### EXERCISE INSTRUCTIONS
Each record that follows is to be reproduced character for character, pictures excepted.

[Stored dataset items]
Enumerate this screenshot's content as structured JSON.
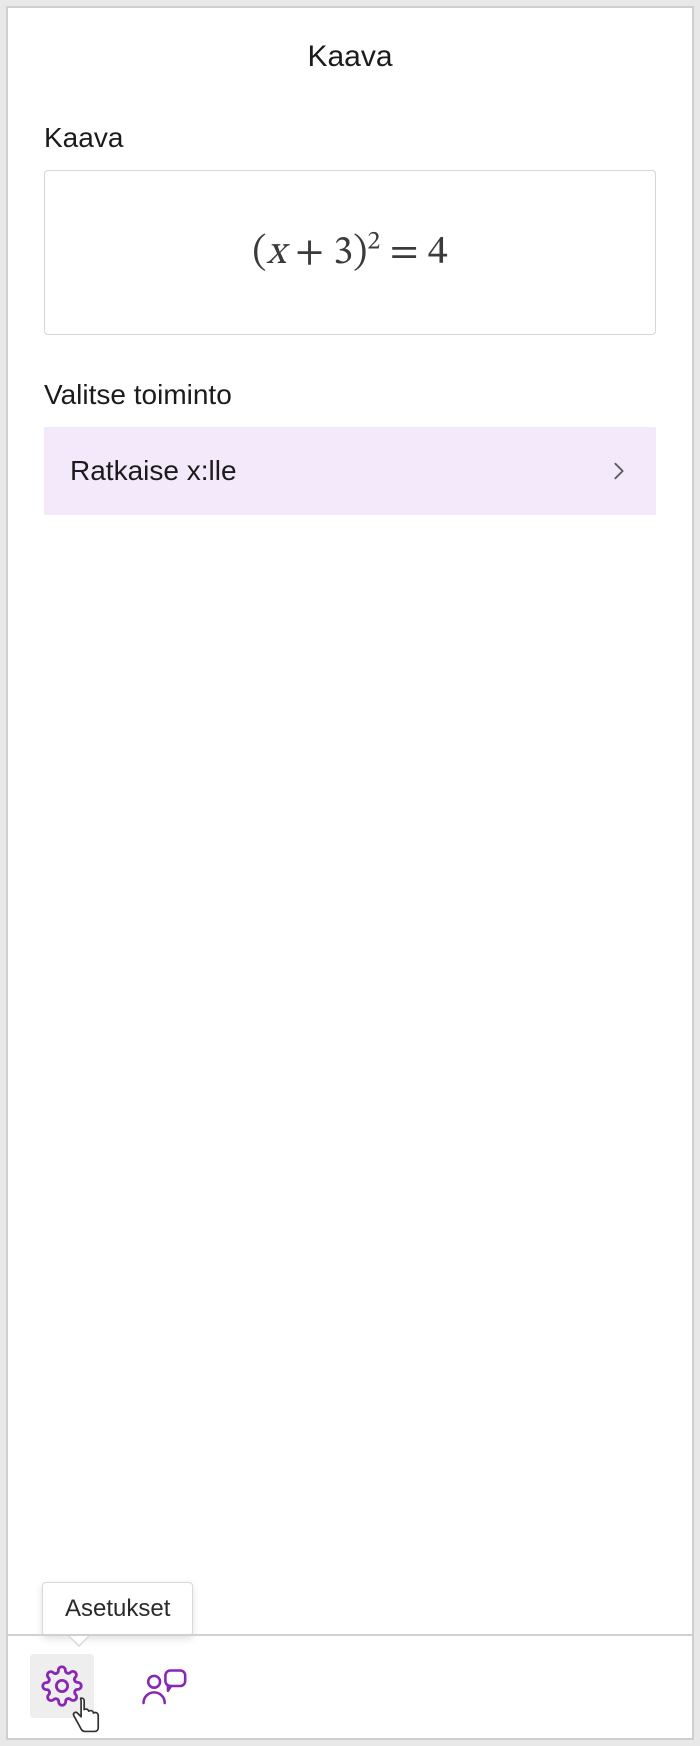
{
  "header": {
    "title": "Kaava"
  },
  "formula_section": {
    "label": "Kaava",
    "equation_display": "(x + 3)² = 4"
  },
  "action_section": {
    "label": "Valitse toiminto",
    "items": [
      {
        "label": "Ratkaise x:lle"
      }
    ]
  },
  "footer": {
    "settings_tooltip": "Asetukset",
    "icons": {
      "settings": "gear-icon",
      "feedback": "person-chat-icon"
    }
  },
  "colors": {
    "accent": "#8827b3",
    "action_bg": "#f3e9fb"
  }
}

### SOLUTION TO THE PROBLEM
Enumerate this screenshot's content as structured JSON.
{
  "header": {
    "title": "Kaava"
  },
  "formula_section": {
    "label": "Kaava",
    "equation_display": "(x + 3)² = 4"
  },
  "action_section": {
    "label": "Valitse toiminto",
    "items": [
      {
        "label": "Ratkaise x:lle"
      }
    ]
  },
  "footer": {
    "settings_tooltip": "Asetukset",
    "icons": {
      "settings": "gear-icon",
      "feedback": "person-chat-icon"
    }
  },
  "colors": {
    "accent": "#8827b3",
    "action_bg": "#f3e9fb"
  }
}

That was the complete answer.